(Page and application data records):
<<<<
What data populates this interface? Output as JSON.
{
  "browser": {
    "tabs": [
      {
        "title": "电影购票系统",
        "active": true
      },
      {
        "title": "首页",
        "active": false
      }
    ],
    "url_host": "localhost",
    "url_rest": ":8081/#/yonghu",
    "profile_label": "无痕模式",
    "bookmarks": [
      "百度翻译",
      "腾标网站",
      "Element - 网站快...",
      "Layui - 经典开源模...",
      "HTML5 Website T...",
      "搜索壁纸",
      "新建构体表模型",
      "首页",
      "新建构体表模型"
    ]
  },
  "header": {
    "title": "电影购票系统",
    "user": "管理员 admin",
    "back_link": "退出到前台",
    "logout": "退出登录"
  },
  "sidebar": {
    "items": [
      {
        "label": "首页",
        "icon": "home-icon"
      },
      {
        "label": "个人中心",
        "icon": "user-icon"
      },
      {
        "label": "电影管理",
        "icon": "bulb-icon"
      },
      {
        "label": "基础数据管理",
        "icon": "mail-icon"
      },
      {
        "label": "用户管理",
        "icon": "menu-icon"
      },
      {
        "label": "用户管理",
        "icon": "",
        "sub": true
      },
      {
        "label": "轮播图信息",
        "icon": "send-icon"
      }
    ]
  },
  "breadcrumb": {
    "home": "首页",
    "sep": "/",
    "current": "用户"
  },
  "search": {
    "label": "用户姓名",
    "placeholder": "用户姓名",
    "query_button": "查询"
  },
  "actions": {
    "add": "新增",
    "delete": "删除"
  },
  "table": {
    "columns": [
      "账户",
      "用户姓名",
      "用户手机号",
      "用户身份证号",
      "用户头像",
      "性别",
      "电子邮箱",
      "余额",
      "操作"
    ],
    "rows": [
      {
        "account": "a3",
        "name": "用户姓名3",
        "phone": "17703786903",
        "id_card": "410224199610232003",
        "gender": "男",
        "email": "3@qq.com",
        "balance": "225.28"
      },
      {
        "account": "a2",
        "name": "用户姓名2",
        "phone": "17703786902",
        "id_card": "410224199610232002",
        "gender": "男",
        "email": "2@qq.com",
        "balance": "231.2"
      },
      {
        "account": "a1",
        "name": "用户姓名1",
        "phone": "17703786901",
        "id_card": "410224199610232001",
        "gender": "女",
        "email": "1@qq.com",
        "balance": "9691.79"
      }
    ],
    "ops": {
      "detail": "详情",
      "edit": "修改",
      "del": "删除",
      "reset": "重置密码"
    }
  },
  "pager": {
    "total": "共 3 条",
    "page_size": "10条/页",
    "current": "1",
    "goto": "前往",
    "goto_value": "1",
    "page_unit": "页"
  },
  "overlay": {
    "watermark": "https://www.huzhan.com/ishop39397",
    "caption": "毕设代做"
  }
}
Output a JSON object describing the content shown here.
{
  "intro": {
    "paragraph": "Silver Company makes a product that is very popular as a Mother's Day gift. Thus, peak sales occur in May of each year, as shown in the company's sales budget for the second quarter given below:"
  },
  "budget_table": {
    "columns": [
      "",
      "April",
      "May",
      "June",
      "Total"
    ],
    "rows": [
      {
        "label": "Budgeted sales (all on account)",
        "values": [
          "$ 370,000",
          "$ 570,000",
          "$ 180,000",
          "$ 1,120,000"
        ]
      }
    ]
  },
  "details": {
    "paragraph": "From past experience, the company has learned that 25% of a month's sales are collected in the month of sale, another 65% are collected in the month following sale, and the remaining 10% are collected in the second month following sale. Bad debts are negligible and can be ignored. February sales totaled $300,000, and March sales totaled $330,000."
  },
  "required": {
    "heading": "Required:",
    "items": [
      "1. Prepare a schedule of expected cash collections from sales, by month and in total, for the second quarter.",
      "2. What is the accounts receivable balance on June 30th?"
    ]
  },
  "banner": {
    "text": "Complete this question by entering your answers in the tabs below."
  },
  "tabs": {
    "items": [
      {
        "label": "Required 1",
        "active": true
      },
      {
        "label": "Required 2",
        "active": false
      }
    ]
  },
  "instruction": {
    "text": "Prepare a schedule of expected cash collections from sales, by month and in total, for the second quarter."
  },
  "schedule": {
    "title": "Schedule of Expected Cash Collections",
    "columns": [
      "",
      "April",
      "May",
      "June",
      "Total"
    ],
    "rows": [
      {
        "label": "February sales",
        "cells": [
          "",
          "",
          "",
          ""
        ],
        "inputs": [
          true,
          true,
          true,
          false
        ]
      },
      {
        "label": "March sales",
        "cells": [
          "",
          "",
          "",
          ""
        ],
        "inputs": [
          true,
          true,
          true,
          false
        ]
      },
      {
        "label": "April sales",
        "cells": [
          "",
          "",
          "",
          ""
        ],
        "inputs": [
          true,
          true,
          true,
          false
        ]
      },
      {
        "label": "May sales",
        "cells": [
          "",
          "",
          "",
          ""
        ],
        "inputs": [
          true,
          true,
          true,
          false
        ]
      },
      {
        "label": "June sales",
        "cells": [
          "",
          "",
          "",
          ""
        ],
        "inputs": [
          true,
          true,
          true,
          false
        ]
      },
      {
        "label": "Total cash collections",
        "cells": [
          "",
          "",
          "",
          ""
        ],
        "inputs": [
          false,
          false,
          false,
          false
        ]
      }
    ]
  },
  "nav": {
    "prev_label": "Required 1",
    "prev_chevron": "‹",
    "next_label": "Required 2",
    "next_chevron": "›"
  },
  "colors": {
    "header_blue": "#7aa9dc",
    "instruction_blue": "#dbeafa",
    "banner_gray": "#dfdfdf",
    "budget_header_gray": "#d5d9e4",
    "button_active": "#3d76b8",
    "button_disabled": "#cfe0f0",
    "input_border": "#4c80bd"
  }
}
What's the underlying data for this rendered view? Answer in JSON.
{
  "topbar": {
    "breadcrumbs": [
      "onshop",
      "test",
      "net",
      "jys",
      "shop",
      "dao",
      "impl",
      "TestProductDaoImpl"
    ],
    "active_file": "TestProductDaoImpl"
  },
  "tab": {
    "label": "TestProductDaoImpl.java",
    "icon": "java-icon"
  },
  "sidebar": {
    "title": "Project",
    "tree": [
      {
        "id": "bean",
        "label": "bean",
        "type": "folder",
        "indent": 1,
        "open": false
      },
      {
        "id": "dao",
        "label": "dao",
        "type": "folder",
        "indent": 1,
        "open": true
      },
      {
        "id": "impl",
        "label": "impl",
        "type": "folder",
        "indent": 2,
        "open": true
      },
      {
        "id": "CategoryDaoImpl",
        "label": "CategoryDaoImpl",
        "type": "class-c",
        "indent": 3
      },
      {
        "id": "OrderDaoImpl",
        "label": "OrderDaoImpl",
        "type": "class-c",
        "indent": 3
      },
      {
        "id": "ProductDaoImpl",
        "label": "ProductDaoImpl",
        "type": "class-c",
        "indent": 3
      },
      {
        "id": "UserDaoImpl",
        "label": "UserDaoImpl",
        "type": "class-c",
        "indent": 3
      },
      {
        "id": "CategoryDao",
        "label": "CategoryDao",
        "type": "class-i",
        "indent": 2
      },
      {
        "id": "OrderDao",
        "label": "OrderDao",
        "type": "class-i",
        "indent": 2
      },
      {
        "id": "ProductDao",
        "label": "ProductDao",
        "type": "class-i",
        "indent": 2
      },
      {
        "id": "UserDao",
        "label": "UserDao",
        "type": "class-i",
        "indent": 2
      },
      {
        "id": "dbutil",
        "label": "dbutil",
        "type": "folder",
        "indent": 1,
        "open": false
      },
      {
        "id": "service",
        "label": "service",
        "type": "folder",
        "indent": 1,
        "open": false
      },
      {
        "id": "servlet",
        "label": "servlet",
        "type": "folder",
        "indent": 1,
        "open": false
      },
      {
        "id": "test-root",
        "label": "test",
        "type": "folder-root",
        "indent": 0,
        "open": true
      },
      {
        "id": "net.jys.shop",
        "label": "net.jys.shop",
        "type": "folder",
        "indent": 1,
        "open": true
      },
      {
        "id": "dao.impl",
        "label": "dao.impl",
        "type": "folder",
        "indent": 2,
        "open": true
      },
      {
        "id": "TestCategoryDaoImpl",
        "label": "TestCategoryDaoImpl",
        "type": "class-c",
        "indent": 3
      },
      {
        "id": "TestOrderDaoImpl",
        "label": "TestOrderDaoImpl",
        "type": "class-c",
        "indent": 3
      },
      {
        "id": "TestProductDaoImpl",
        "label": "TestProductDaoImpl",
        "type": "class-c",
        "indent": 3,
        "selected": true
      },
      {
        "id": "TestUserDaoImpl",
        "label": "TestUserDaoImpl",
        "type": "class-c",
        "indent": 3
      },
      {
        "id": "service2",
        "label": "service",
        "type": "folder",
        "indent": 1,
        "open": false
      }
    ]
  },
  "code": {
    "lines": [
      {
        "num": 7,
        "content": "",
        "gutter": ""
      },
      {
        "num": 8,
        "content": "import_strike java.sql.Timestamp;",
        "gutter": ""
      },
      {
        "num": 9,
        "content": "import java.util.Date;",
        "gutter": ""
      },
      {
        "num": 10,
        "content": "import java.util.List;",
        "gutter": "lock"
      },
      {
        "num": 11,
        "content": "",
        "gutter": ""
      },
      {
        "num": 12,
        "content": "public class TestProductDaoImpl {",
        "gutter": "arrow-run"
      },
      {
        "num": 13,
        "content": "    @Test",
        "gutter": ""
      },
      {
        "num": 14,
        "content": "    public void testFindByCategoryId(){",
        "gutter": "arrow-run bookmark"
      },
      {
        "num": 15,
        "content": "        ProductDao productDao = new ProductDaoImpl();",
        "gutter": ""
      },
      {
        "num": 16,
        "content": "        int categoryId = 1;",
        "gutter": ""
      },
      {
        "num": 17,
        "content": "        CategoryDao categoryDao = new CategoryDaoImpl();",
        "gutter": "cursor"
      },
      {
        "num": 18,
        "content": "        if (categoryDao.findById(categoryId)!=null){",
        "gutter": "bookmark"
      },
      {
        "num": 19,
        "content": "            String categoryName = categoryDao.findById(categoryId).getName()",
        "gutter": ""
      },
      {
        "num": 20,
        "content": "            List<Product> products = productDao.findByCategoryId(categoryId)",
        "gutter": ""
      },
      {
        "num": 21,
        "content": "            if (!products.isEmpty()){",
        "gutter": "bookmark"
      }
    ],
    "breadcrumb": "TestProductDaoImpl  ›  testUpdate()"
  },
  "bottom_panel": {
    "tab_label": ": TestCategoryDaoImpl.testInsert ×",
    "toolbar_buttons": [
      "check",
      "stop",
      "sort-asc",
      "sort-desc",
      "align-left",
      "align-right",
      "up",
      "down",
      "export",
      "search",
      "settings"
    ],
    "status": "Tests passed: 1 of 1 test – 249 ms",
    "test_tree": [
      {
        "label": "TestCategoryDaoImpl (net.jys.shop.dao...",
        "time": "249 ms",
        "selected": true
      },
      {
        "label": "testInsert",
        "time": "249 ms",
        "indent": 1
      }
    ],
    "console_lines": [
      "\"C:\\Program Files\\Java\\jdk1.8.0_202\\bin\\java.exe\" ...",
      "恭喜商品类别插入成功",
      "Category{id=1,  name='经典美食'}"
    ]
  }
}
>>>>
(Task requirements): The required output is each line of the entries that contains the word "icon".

(The answer):
        "icon": "home-icon"
        "icon": "user-icon"
        "icon": "bulb-icon"
        "icon": "mail-icon"
        "icon": "menu-icon"
        "icon": "",
        "icon": "send-icon"
    "icon": "java-icon"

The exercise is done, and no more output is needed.